Look through the lines below; wherever the word "Inmobiliarias" appears, copy that line.

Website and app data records

-----

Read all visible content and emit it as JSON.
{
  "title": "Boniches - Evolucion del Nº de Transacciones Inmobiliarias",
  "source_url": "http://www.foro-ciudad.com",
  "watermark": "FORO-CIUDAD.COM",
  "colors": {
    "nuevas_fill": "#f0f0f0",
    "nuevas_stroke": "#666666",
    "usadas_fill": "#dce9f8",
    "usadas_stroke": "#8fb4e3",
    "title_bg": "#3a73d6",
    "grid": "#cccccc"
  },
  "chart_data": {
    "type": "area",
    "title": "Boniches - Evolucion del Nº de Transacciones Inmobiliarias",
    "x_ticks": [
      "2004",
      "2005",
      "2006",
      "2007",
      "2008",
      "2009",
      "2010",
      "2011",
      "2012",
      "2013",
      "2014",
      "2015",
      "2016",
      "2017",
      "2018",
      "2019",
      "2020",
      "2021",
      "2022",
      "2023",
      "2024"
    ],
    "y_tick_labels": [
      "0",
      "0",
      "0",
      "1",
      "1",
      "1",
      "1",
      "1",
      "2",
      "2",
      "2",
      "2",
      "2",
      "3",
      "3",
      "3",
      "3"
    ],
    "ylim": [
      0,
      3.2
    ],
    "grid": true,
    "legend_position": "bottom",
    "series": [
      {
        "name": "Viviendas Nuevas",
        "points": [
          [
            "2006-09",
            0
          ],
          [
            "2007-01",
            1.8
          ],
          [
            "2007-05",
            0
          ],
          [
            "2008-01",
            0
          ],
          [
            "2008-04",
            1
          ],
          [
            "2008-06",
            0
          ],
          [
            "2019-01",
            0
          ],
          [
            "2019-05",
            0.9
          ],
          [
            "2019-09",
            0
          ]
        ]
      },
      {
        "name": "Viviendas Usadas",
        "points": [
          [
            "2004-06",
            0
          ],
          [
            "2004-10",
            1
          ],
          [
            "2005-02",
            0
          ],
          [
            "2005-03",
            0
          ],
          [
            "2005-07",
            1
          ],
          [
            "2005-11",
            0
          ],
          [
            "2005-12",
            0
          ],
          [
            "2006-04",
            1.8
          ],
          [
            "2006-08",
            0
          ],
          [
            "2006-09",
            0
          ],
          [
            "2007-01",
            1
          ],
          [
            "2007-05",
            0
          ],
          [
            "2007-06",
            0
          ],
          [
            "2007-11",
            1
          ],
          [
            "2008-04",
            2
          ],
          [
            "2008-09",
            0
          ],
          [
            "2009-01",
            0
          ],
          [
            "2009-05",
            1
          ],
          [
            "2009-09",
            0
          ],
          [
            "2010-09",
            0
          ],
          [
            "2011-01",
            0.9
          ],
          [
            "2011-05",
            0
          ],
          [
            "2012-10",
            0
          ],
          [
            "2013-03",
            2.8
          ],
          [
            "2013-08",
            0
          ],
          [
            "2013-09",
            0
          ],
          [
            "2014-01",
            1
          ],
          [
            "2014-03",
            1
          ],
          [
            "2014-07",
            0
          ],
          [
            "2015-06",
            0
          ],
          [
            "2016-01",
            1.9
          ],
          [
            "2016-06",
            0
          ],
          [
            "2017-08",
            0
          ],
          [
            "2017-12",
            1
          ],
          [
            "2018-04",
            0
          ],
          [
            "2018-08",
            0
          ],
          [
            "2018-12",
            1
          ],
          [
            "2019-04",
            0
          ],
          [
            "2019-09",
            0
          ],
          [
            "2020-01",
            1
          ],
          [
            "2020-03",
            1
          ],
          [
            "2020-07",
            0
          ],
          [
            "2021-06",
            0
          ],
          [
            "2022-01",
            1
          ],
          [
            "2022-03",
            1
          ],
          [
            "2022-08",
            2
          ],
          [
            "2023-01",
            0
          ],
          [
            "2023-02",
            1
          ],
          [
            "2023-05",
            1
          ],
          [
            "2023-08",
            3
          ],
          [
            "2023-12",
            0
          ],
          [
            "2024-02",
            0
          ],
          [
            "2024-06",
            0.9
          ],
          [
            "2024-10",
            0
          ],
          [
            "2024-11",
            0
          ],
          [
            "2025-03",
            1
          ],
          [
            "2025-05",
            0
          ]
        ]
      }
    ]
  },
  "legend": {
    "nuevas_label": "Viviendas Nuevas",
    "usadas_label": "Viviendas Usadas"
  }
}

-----

Written answer =
  "title": "Boniches - Evolucion del Nº de Transacciones Inmobiliarias",
    "title": "Boniches - Evolucion del Nº de Transacciones Inmobiliarias",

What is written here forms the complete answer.